REQUIREMENT
Please give every record below again exactly, and keep the pictures out.

[INFORMATION PROVIDED — start]

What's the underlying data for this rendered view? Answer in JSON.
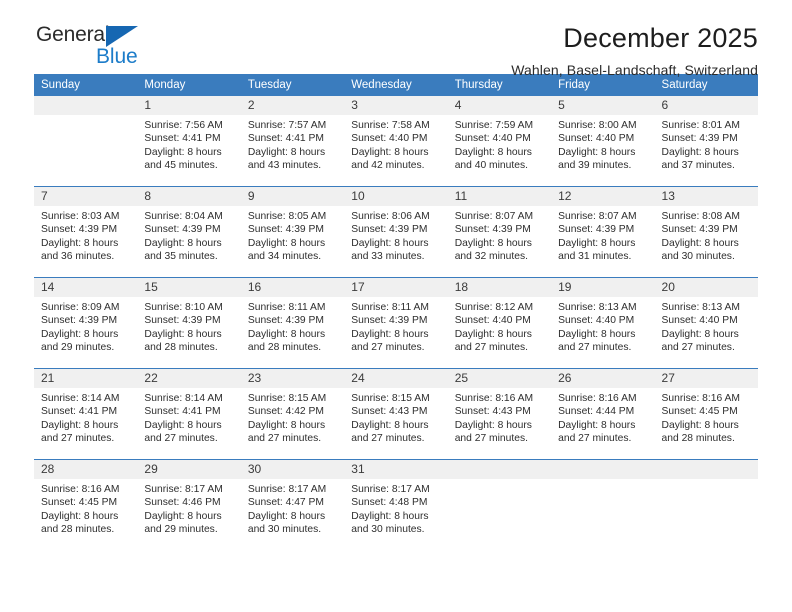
{
  "brand": {
    "name_top": "General",
    "name_bottom": "Blue",
    "triangle_color": "#1667b2",
    "blue_text_color": "#1c7cc9"
  },
  "header": {
    "title": "December 2025",
    "subtitle": "Wahlen, Basel-Landschaft, Switzerland"
  },
  "theme": {
    "header_blue": "#3a7cbe",
    "daynum_gray": "#f0f0f0",
    "text": "#2e2e2e"
  },
  "weekdays": [
    "Sunday",
    "Monday",
    "Tuesday",
    "Wednesday",
    "Thursday",
    "Friday",
    "Saturday"
  ],
  "labels": {
    "sunrise_prefix": "Sunrise:",
    "sunset_prefix": "Sunset:",
    "daylight_prefix": "Daylight:"
  },
  "weeks": [
    [
      {
        "day": "",
        "lines": []
      },
      {
        "day": "1",
        "lines": [
          "Sunrise: 7:56 AM",
          "Sunset: 4:41 PM",
          "Daylight: 8 hours",
          "and 45 minutes."
        ]
      },
      {
        "day": "2",
        "lines": [
          "Sunrise: 7:57 AM",
          "Sunset: 4:41 PM",
          "Daylight: 8 hours",
          "and 43 minutes."
        ]
      },
      {
        "day": "3",
        "lines": [
          "Sunrise: 7:58 AM",
          "Sunset: 4:40 PM",
          "Daylight: 8 hours",
          "and 42 minutes."
        ]
      },
      {
        "day": "4",
        "lines": [
          "Sunrise: 7:59 AM",
          "Sunset: 4:40 PM",
          "Daylight: 8 hours",
          "and 40 minutes."
        ]
      },
      {
        "day": "5",
        "lines": [
          "Sunrise: 8:00 AM",
          "Sunset: 4:40 PM",
          "Daylight: 8 hours",
          "and 39 minutes."
        ]
      },
      {
        "day": "6",
        "lines": [
          "Sunrise: 8:01 AM",
          "Sunset: 4:39 PM",
          "Daylight: 8 hours",
          "and 37 minutes."
        ]
      }
    ],
    [
      {
        "day": "7",
        "lines": [
          "Sunrise: 8:03 AM",
          "Sunset: 4:39 PM",
          "Daylight: 8 hours",
          "and 36 minutes."
        ]
      },
      {
        "day": "8",
        "lines": [
          "Sunrise: 8:04 AM",
          "Sunset: 4:39 PM",
          "Daylight: 8 hours",
          "and 35 minutes."
        ]
      },
      {
        "day": "9",
        "lines": [
          "Sunrise: 8:05 AM",
          "Sunset: 4:39 PM",
          "Daylight: 8 hours",
          "and 34 minutes."
        ]
      },
      {
        "day": "10",
        "lines": [
          "Sunrise: 8:06 AM",
          "Sunset: 4:39 PM",
          "Daylight: 8 hours",
          "and 33 minutes."
        ]
      },
      {
        "day": "11",
        "lines": [
          "Sunrise: 8:07 AM",
          "Sunset: 4:39 PM",
          "Daylight: 8 hours",
          "and 32 minutes."
        ]
      },
      {
        "day": "12",
        "lines": [
          "Sunrise: 8:07 AM",
          "Sunset: 4:39 PM",
          "Daylight: 8 hours",
          "and 31 minutes."
        ]
      },
      {
        "day": "13",
        "lines": [
          "Sunrise: 8:08 AM",
          "Sunset: 4:39 PM",
          "Daylight: 8 hours",
          "and 30 minutes."
        ]
      }
    ],
    [
      {
        "day": "14",
        "lines": [
          "Sunrise: 8:09 AM",
          "Sunset: 4:39 PM",
          "Daylight: 8 hours",
          "and 29 minutes."
        ]
      },
      {
        "day": "15",
        "lines": [
          "Sunrise: 8:10 AM",
          "Sunset: 4:39 PM",
          "Daylight: 8 hours",
          "and 28 minutes."
        ]
      },
      {
        "day": "16",
        "lines": [
          "Sunrise: 8:11 AM",
          "Sunset: 4:39 PM",
          "Daylight: 8 hours",
          "and 28 minutes."
        ]
      },
      {
        "day": "17",
        "lines": [
          "Sunrise: 8:11 AM",
          "Sunset: 4:39 PM",
          "Daylight: 8 hours",
          "and 27 minutes."
        ]
      },
      {
        "day": "18",
        "lines": [
          "Sunrise: 8:12 AM",
          "Sunset: 4:40 PM",
          "Daylight: 8 hours",
          "and 27 minutes."
        ]
      },
      {
        "day": "19",
        "lines": [
          "Sunrise: 8:13 AM",
          "Sunset: 4:40 PM",
          "Daylight: 8 hours",
          "and 27 minutes."
        ]
      },
      {
        "day": "20",
        "lines": [
          "Sunrise: 8:13 AM",
          "Sunset: 4:40 PM",
          "Daylight: 8 hours",
          "and 27 minutes."
        ]
      }
    ],
    [
      {
        "day": "21",
        "lines": [
          "Sunrise: 8:14 AM",
          "Sunset: 4:41 PM",
          "Daylight: 8 hours",
          "and 27 minutes."
        ]
      },
      {
        "day": "22",
        "lines": [
          "Sunrise: 8:14 AM",
          "Sunset: 4:41 PM",
          "Daylight: 8 hours",
          "and 27 minutes."
        ]
      },
      {
        "day": "23",
        "lines": [
          "Sunrise: 8:15 AM",
          "Sunset: 4:42 PM",
          "Daylight: 8 hours",
          "and 27 minutes."
        ]
      },
      {
        "day": "24",
        "lines": [
          "Sunrise: 8:15 AM",
          "Sunset: 4:43 PM",
          "Daylight: 8 hours",
          "and 27 minutes."
        ]
      },
      {
        "day": "25",
        "lines": [
          "Sunrise: 8:16 AM",
          "Sunset: 4:43 PM",
          "Daylight: 8 hours",
          "and 27 minutes."
        ]
      },
      {
        "day": "26",
        "lines": [
          "Sunrise: 8:16 AM",
          "Sunset: 4:44 PM",
          "Daylight: 8 hours",
          "and 27 minutes."
        ]
      },
      {
        "day": "27",
        "lines": [
          "Sunrise: 8:16 AM",
          "Sunset: 4:45 PM",
          "Daylight: 8 hours",
          "and 28 minutes."
        ]
      }
    ],
    [
      {
        "day": "28",
        "lines": [
          "Sunrise: 8:16 AM",
          "Sunset: 4:45 PM",
          "Daylight: 8 hours",
          "and 28 minutes."
        ]
      },
      {
        "day": "29",
        "lines": [
          "Sunrise: 8:17 AM",
          "Sunset: 4:46 PM",
          "Daylight: 8 hours",
          "and 29 minutes."
        ]
      },
      {
        "day": "30",
        "lines": [
          "Sunrise: 8:17 AM",
          "Sunset: 4:47 PM",
          "Daylight: 8 hours",
          "and 30 minutes."
        ]
      },
      {
        "day": "31",
        "lines": [
          "Sunrise: 8:17 AM",
          "Sunset: 4:48 PM",
          "Daylight: 8 hours",
          "and 30 minutes."
        ]
      },
      {
        "day": "",
        "lines": []
      },
      {
        "day": "",
        "lines": []
      },
      {
        "day": "",
        "lines": []
      }
    ]
  ]
}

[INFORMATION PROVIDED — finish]

RESULT
What's the underlying data for this rendered view? Answer in JSON.
{
  "brand": {
    "name_top": "General",
    "name_bottom": "Blue",
    "triangle_color": "#1667b2",
    "blue_text_color": "#1c7cc9"
  },
  "header": {
    "title": "December 2025",
    "subtitle": "Wahlen, Basel-Landschaft, Switzerland"
  },
  "theme": {
    "header_blue": "#3a7cbe",
    "daynum_gray": "#f0f0f0",
    "text": "#2e2e2e"
  },
  "weekdays": [
    "Sunday",
    "Monday",
    "Tuesday",
    "Wednesday",
    "Thursday",
    "Friday",
    "Saturday"
  ],
  "labels": {
    "sunrise_prefix": "Sunrise:",
    "sunset_prefix": "Sunset:",
    "daylight_prefix": "Daylight:"
  },
  "weeks": [
    [
      {
        "day": "",
        "lines": []
      },
      {
        "day": "1",
        "lines": [
          "Sunrise: 7:56 AM",
          "Sunset: 4:41 PM",
          "Daylight: 8 hours",
          "and 45 minutes."
        ]
      },
      {
        "day": "2",
        "lines": [
          "Sunrise: 7:57 AM",
          "Sunset: 4:41 PM",
          "Daylight: 8 hours",
          "and 43 minutes."
        ]
      },
      {
        "day": "3",
        "lines": [
          "Sunrise: 7:58 AM",
          "Sunset: 4:40 PM",
          "Daylight: 8 hours",
          "and 42 minutes."
        ]
      },
      {
        "day": "4",
        "lines": [
          "Sunrise: 7:59 AM",
          "Sunset: 4:40 PM",
          "Daylight: 8 hours",
          "and 40 minutes."
        ]
      },
      {
        "day": "5",
        "lines": [
          "Sunrise: 8:00 AM",
          "Sunset: 4:40 PM",
          "Daylight: 8 hours",
          "and 39 minutes."
        ]
      },
      {
        "day": "6",
        "lines": [
          "Sunrise: 8:01 AM",
          "Sunset: 4:39 PM",
          "Daylight: 8 hours",
          "and 37 minutes."
        ]
      }
    ],
    [
      {
        "day": "7",
        "lines": [
          "Sunrise: 8:03 AM",
          "Sunset: 4:39 PM",
          "Daylight: 8 hours",
          "and 36 minutes."
        ]
      },
      {
        "day": "8",
        "lines": [
          "Sunrise: 8:04 AM",
          "Sunset: 4:39 PM",
          "Daylight: 8 hours",
          "and 35 minutes."
        ]
      },
      {
        "day": "9",
        "lines": [
          "Sunrise: 8:05 AM",
          "Sunset: 4:39 PM",
          "Daylight: 8 hours",
          "and 34 minutes."
        ]
      },
      {
        "day": "10",
        "lines": [
          "Sunrise: 8:06 AM",
          "Sunset: 4:39 PM",
          "Daylight: 8 hours",
          "and 33 minutes."
        ]
      },
      {
        "day": "11",
        "lines": [
          "Sunrise: 8:07 AM",
          "Sunset: 4:39 PM",
          "Daylight: 8 hours",
          "and 32 minutes."
        ]
      },
      {
        "day": "12",
        "lines": [
          "Sunrise: 8:07 AM",
          "Sunset: 4:39 PM",
          "Daylight: 8 hours",
          "and 31 minutes."
        ]
      },
      {
        "day": "13",
        "lines": [
          "Sunrise: 8:08 AM",
          "Sunset: 4:39 PM",
          "Daylight: 8 hours",
          "and 30 minutes."
        ]
      }
    ],
    [
      {
        "day": "14",
        "lines": [
          "Sunrise: 8:09 AM",
          "Sunset: 4:39 PM",
          "Daylight: 8 hours",
          "and 29 minutes."
        ]
      },
      {
        "day": "15",
        "lines": [
          "Sunrise: 8:10 AM",
          "Sunset: 4:39 PM",
          "Daylight: 8 hours",
          "and 28 minutes."
        ]
      },
      {
        "day": "16",
        "lines": [
          "Sunrise: 8:11 AM",
          "Sunset: 4:39 PM",
          "Daylight: 8 hours",
          "and 28 minutes."
        ]
      },
      {
        "day": "17",
        "lines": [
          "Sunrise: 8:11 AM",
          "Sunset: 4:39 PM",
          "Daylight: 8 hours",
          "and 27 minutes."
        ]
      },
      {
        "day": "18",
        "lines": [
          "Sunrise: 8:12 AM",
          "Sunset: 4:40 PM",
          "Daylight: 8 hours",
          "and 27 minutes."
        ]
      },
      {
        "day": "19",
        "lines": [
          "Sunrise: 8:13 AM",
          "Sunset: 4:40 PM",
          "Daylight: 8 hours",
          "and 27 minutes."
        ]
      },
      {
        "day": "20",
        "lines": [
          "Sunrise: 8:13 AM",
          "Sunset: 4:40 PM",
          "Daylight: 8 hours",
          "and 27 minutes."
        ]
      }
    ],
    [
      {
        "day": "21",
        "lines": [
          "Sunrise: 8:14 AM",
          "Sunset: 4:41 PM",
          "Daylight: 8 hours",
          "and 27 minutes."
        ]
      },
      {
        "day": "22",
        "lines": [
          "Sunrise: 8:14 AM",
          "Sunset: 4:41 PM",
          "Daylight: 8 hours",
          "and 27 minutes."
        ]
      },
      {
        "day": "23",
        "lines": [
          "Sunrise: 8:15 AM",
          "Sunset: 4:42 PM",
          "Daylight: 8 hours",
          "and 27 minutes."
        ]
      },
      {
        "day": "24",
        "lines": [
          "Sunrise: 8:15 AM",
          "Sunset: 4:43 PM",
          "Daylight: 8 hours",
          "and 27 minutes."
        ]
      },
      {
        "day": "25",
        "lines": [
          "Sunrise: 8:16 AM",
          "Sunset: 4:43 PM",
          "Daylight: 8 hours",
          "and 27 minutes."
        ]
      },
      {
        "day": "26",
        "lines": [
          "Sunrise: 8:16 AM",
          "Sunset: 4:44 PM",
          "Daylight: 8 hours",
          "and 27 minutes."
        ]
      },
      {
        "day": "27",
        "lines": [
          "Sunrise: 8:16 AM",
          "Sunset: 4:45 PM",
          "Daylight: 8 hours",
          "and 28 minutes."
        ]
      }
    ],
    [
      {
        "day": "28",
        "lines": [
          "Sunrise: 8:16 AM",
          "Sunset: 4:45 PM",
          "Daylight: 8 hours",
          "and 28 minutes."
        ]
      },
      {
        "day": "29",
        "lines": [
          "Sunrise: 8:17 AM",
          "Sunset: 4:46 PM",
          "Daylight: 8 hours",
          "and 29 minutes."
        ]
      },
      {
        "day": "30",
        "lines": [
          "Sunrise: 8:17 AM",
          "Sunset: 4:47 PM",
          "Daylight: 8 hours",
          "and 30 minutes."
        ]
      },
      {
        "day": "31",
        "lines": [
          "Sunrise: 8:17 AM",
          "Sunset: 4:48 PM",
          "Daylight: 8 hours",
          "and 30 minutes."
        ]
      },
      {
        "day": "",
        "lines": []
      },
      {
        "day": "",
        "lines": []
      },
      {
        "day": "",
        "lines": []
      }
    ]
  ]
}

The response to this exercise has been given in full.